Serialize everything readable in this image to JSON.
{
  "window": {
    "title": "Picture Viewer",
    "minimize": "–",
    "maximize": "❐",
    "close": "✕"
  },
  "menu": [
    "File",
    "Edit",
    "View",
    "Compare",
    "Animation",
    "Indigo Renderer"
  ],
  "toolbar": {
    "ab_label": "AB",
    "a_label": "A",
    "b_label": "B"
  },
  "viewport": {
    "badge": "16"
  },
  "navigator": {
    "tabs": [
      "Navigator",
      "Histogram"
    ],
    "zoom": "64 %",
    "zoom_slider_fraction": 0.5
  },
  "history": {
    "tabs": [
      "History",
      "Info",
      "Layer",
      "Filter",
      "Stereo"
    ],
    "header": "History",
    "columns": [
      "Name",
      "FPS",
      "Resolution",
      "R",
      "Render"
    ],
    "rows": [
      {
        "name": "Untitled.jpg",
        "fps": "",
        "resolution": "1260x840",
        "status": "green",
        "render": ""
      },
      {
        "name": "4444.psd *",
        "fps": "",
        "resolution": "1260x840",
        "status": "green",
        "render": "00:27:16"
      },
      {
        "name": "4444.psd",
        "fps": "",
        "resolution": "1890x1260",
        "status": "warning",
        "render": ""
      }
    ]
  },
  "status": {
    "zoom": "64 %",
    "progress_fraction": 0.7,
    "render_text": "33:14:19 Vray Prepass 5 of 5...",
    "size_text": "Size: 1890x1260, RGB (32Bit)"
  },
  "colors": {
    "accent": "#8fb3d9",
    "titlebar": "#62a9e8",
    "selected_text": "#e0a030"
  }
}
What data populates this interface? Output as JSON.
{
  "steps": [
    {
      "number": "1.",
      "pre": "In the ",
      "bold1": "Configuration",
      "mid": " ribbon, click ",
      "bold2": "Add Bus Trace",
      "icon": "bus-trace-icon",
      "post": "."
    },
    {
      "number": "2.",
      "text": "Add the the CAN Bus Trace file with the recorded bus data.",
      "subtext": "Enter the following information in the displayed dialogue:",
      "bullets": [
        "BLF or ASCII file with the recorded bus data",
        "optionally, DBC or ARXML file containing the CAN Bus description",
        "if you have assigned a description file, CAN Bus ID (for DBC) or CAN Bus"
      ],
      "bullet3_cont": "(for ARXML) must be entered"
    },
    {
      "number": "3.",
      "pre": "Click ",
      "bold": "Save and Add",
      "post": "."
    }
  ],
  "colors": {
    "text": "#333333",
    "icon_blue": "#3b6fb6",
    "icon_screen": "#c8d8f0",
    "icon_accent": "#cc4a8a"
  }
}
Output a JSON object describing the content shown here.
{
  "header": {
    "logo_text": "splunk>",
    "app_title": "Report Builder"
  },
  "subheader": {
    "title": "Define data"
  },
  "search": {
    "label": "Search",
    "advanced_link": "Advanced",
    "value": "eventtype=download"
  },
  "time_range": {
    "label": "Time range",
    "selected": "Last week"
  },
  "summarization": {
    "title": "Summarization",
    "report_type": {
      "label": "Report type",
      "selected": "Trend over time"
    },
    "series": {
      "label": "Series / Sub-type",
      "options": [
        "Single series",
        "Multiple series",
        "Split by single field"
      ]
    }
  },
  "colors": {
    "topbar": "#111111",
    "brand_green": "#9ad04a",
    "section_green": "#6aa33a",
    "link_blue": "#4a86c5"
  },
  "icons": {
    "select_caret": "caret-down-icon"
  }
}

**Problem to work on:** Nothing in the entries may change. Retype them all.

**Written solution:**
Serialize everything readable in this image to JSON.
{
  "window": {
    "title": "Picture Viewer",
    "minimize": "–",
    "maximize": "❐",
    "close": "✕"
  },
  "menu": [
    "File",
    "Edit",
    "View",
    "Compare",
    "Animation",
    "Indigo Renderer"
  ],
  "toolbar": {
    "ab_label": "AB",
    "a_label": "A",
    "b_label": "B"
  },
  "viewport": {
    "badge": "16"
  },
  "navigator": {
    "tabs": [
      "Navigator",
      "Histogram"
    ],
    "zoom": "64 %",
    "zoom_slider_fraction": 0.5
  },
  "history": {
    "tabs": [
      "History",
      "Info",
      "Layer",
      "Filter",
      "Stereo"
    ],
    "header": "History",
    "columns": [
      "Name",
      "FPS",
      "Resolution",
      "R",
      "Render"
    ],
    "rows": [
      {
        "name": "Untitled.jpg",
        "fps": "",
        "resolution": "1260x840",
        "status": "green",
        "render": ""
      },
      {
        "name": "4444.psd *",
        "fps": "",
        "resolution": "1260x840",
        "status": "green",
        "render": "00:27:16"
      },
      {
        "name": "4444.psd",
        "fps": "",
        "resolution": "1890x1260",
        "status": "warning",
        "render": ""
      }
    ]
  },
  "status": {
    "zoom": "64 %",
    "progress_fraction": 0.7,
    "render_text": "33:14:19 Vray Prepass 5 of 5...",
    "size_text": "Size: 1890x1260, RGB (32Bit)"
  },
  "colors": {
    "accent": "#8fb3d9",
    "titlebar": "#62a9e8",
    "selected_text": "#e0a030"
  }
}
What data populates this interface? Output as JSON.
{
  "steps": [
    {
      "number": "1.",
      "pre": "In the ",
      "bold1": "Configuration",
      "mid": " ribbon, click ",
      "bold2": "Add Bus Trace",
      "icon": "bus-trace-icon",
      "post": "."
    },
    {
      "number": "2.",
      "text": "Add the the CAN Bus Trace file with the recorded bus data.",
      "subtext": "Enter the following information in the displayed dialogue:",
      "bullets": [
        "BLF or ASCII file with the recorded bus data",
        "optionally, DBC or ARXML file containing the CAN Bus description",
        "if you have assigned a description file, CAN Bus ID (for DBC) or CAN Bus"
      ],
      "bullet3_cont": "(for ARXML) must be entered"
    },
    {
      "number": "3.",
      "pre": "Click ",
      "bold": "Save and Add",
      "post": "."
    }
  ],
  "colors": {
    "text": "#333333",
    "icon_blue": "#3b6fb6",
    "icon_screen": "#c8d8f0",
    "icon_accent": "#cc4a8a"
  }
}
Output a JSON object describing the content shown here.
{
  "header": {
    "logo_text": "splunk>",
    "app_title": "Report Builder"
  },
  "subheader": {
    "title": "Define data"
  },
  "search": {
    "label": "Search",
    "advanced_link": "Advanced",
    "value": "eventtype=download"
  },
  "time_range": {
    "label": "Time range",
    "selected": "Last week"
  },
  "summarization": {
    "title": "Summarization",
    "report_type": {
      "label": "Report type",
      "selected": "Trend over time"
    },
    "series": {
      "label": "Series / Sub-type",
      "options": [
        "Single series",
        "Multiple series",
        "Split by single field"
      ]
    }
  },
  "colors": {
    "topbar": "#111111",
    "brand_green": "#9ad04a",
    "section_green": "#6aa33a",
    "link_blue": "#4a86c5"
  },
  "icons": {
    "select_caret": "caret-down-icon"
  }
}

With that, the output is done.